Elevated Proinflammatory Cytokines in Patients with Depression

Elizabeth Bixler Introduction: Major Depressive Disorder (depression) is a mood disorder thought to be driven by neurotransmitter imbalance. It is the leading cause of disability worldwide1, and in any given year, 17.3 million Americans suffer from depression2. Many groups have studied the link between elevated proinflammatory cytokines and depression and…
Engineering Medicine Inflammation Psychiatry

Ketamine Increases Expression of Brain-Derived Neurotrophic Factor for the Treatment of Depression

Megan Mitchell Introduction. Depressive disorders are a leading cause of disability worldwide. In the US, prevalence ranges from 5-10% with only half receiving adequate treatment.1,2 The Brain-Derived Neurotrophic Factor (BDNF) protein induces survival, development, and function of neurons; it plays a role in hippocampal learning and memory.1 BDNF elevation in…
Neuroscience Psychiatry

Effects of the FKBP5 Gene on Glucocorticoid Receptors in Relation to Major Depressive Disorder

Sandra Kumar Introduction: Major Depressive Disorder (MDD) is a mood disorder involving persistent feelings of anhedonia that affects approximately 350 million people around the world.1 While the etiology of depression can be traced back to the hypersecretion of cortisol and faulty hypothalamic-pituitary-adrenal (HPA) axis, studies look at the role of…
Endocrinology Psychiatry

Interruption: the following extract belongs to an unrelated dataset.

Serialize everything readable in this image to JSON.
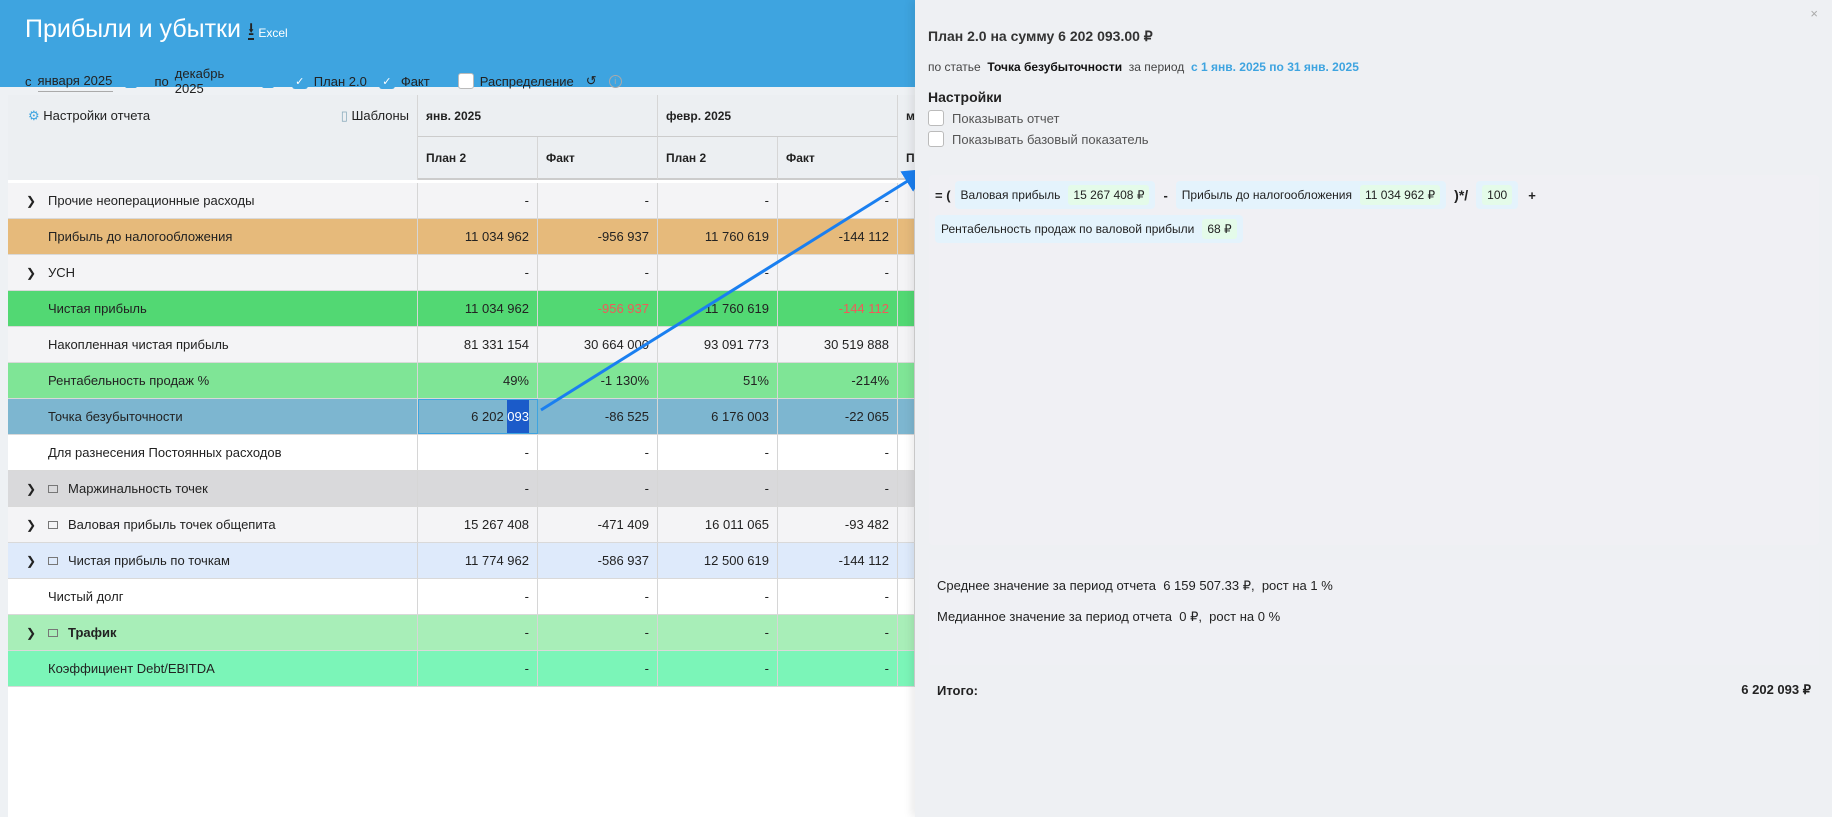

Psilocybin Causes a Long Term Change in 5-HT2A Receptors that Increased Neuroplasticity in Patients with Depression

Justin Dugie Introduction: MDD(Major Depressive Disorder) is the largest global burden on disease with a 15% lifetime prevalence.7 MDD is associated with increased resting FC(Functional Connectivity) in the medial frontal lobe, temporal lobe and basal ganglia to other regions, and decreased cerebellum FC.7 FC is used as one of the…
Neuroscience Psychiatry

The Role and Consequences of Methadone, in the Face of the Ongoing Opioid Crisis, on the hERG Channel in Prolonged QT Interval

Austin Hughes Introduction. Prolonged QT interval results from genetic or acquired causes, characterized by prolongation of the QT interval, the period from onset of cardiac ventricular depolarization to the end of ventricular repolarization.1¬†¬†Drug-induced QT prolongation is common among recovering opioid dependents, particularly in those who are prescribed racemic methadone, the…
Cardiology Psychiatry

Psilocybin Promotes Neuroplasticity through 5-HT2A Receptor agonism: Implications for Treatment of Depression

Brianna Peacock Introduction. Depression is a state of low mood with a lifetime prevalence of about 20% globally.1 Potential etiologies include the monoamine hypothesis which describes a decrease in molecules like serotonin.1,2 Loss or alteration of neuroplasticity may also play a role in pathogenesis, as suggested by the decreased BDNF…
Featured Abstracts Neuroscience Psychiatry

The Role of DNA Methylation as an Epigenetic Mechanism of the Neuroadaptations Associated with Cocaine Use Disorder

Rachael Wong Introduction. Cocaine use disorder is 79% heritable, and 2 million Americans use cocaine monthly with over 850,000 of them meeting the DSM-V criteria for cocaine dependence.5,9 While identification of specific genetic factors and pharmacological treatment has remained elusive, promising results are arising from the study of epigenetic modifications…
Featured Abstracts Neuroscience Psychiatry

The Role of FKBP5 in the Development of Post-Traumatic Stress Disorder

Arthi Tarugu Introduction. Post-traumatic stress disorder (PTSD) is a psychiatric disorder characterized by abnormal, prolonged stress response to a trauma.1 Susceptibility to development of PTSD following exposure to trauma varies among individuals, suggesting that genetic and environmental factors modulate this stress response.1-5 FK506 Binding Protein 5 (FKBP5) is a major…
Neuroscience Psychiatry

Microglial Polarization into M1 and M2 Phenotypes: A New Mechanistic Target for Post-Traumatic Epilepsy Treatment

Elias Perli Introduction: Traumatic Brain Injury (TBI) is a change in normal brain function caused by an external insult. More than 3 million people in the United States suffer a TBI annually, accounting for around 300,000 hospitalizations and 50,000 fatalities per year.1,4 One notable sequela of TBI is Posttraumatic Epilepsy…
Immunology Neuroscience Psychiatry